The bill is formerly called the 21st Century Cures Act and passed the US House of Representatives on July 10, 2015. Presently, the legislation is winding its way through the Senate.
Its supporters tout the bill as a patient’s best friend in that it will allow for speedy passage of new “breakthrough” drugs and medical devices. Some 250 organizations have expressed support for the bill and note that it will “advance the discovery and development of treatments, strengthen the patient voice in the regulatory environment, increase funding for the National Institutes of Health and Food and Drug Administration, and greatly improve our innovation ecosystem.”
That sounds nice even though it is nebulous in clearly articulating how this bill will actually help patients. What we do know is this-the bill is designed to streamline and quicken drug and medical device approval processes by submitting evidence of safety and efficacy based on sources other than clinical trials, including case histories which could mean the experiences of individual patients.
Even the head of the FDA has expressed caution concerning the legislation. On May 5, FDA Commissioner Robert Califf also said he has concerns that if the 21st Century Cures legislation “is not carefully crafted it could pose a significant risk” for the agency and patients because it could cause drugs and devices to be approved too quickly.
“Innovative therapies are not helpful to patients” if they don’t work or they cause harm, Califf said at the Food and Drug Law Institute’s Annual Conference.
Proponents of the bill, such as US Senator Lamar Alexander, continue to use the term “breakthrough” as if that smooths over the fact that the legislation weakens existing FDA regulations on drugs and medical devices.
The Senate legislation is now 19 separate bills. A reporter, or Alexander’s constituents for that matter, wouldn’t learn much from his committee’s news release that summarizes those bills in the most glowing terms. It described the “Advancing Breakthrough Medical Devices for Patients Act” as a bill “to help anyone whose health could be improved by a truly breakthrough device—it will focus more of Food and Drug Administration’s (FDA) attention and resources and put more senior people at FDA in charge of the review of these breakthrough devices so that they will move more efficiently through the review process and get to patients more quickly.”

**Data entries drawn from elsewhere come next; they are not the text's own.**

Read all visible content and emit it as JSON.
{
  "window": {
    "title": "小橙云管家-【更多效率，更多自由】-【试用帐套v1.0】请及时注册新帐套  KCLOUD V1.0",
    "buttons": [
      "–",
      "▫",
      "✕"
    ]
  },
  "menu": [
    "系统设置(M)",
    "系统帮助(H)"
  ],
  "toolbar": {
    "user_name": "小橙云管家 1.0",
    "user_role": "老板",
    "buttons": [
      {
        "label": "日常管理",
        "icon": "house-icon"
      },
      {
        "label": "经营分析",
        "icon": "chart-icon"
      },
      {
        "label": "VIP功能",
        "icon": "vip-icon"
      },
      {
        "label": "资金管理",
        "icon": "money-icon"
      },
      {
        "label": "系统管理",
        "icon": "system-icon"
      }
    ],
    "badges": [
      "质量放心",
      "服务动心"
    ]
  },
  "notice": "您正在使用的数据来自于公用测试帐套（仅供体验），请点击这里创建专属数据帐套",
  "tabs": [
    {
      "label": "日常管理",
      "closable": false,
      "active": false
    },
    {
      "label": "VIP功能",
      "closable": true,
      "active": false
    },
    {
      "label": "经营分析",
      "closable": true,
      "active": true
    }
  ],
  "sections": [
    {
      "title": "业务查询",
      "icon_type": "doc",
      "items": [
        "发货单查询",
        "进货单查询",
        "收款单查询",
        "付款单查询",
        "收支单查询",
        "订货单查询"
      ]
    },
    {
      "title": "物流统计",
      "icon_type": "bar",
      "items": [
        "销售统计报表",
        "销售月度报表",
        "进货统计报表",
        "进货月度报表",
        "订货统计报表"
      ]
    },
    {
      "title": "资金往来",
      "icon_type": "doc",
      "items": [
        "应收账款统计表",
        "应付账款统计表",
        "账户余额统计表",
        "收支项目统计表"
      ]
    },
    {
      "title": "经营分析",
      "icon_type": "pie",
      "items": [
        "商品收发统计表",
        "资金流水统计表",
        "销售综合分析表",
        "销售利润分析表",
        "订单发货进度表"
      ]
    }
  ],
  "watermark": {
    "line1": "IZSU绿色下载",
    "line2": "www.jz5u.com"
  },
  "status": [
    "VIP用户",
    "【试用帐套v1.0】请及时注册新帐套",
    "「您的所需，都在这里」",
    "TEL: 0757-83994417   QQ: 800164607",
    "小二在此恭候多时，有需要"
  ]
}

Dr. Sanket Dhruva, a Yale cardiologist, unraveled what this actually means in a blog post for The Hill. The bill defines breakthroughs as devices that offer “significant advantages over existing approved or cleared alternatives” or are in the “best interests of patients.” Dhruva argued that those requirements are vague and lack meaningful benchmarks and that “once a device is designated as a breakthrough, the legislation erodes that device’s standards.”
In an interview Dhruva questioned whether a breakthrough pathway is even necessary. “I say ‘no.’ Let the evidence speak for itself. This is more a marketing sales pitch than something that’s truly going to benefit patients.” The FDA already has a process for designating new drugs as “breakthroughs,” and grants more than one-third of requests for the designation. Evidence is also coming in that neither doctors nor patients understand what a breakthrough really means, but that labeling something a breakthrough is powerful stuff and sells a lot of drugs.
Don’t get me wrong, cures are good as are breakthroughs. Yet, calling them such doesn’t make them so. Cures and breakthroughs come about after rigorous clinical trials and scientific evidence, not some Pollyanna public relations campaign designed to help the pharmaceutic and medical device industries sell more products.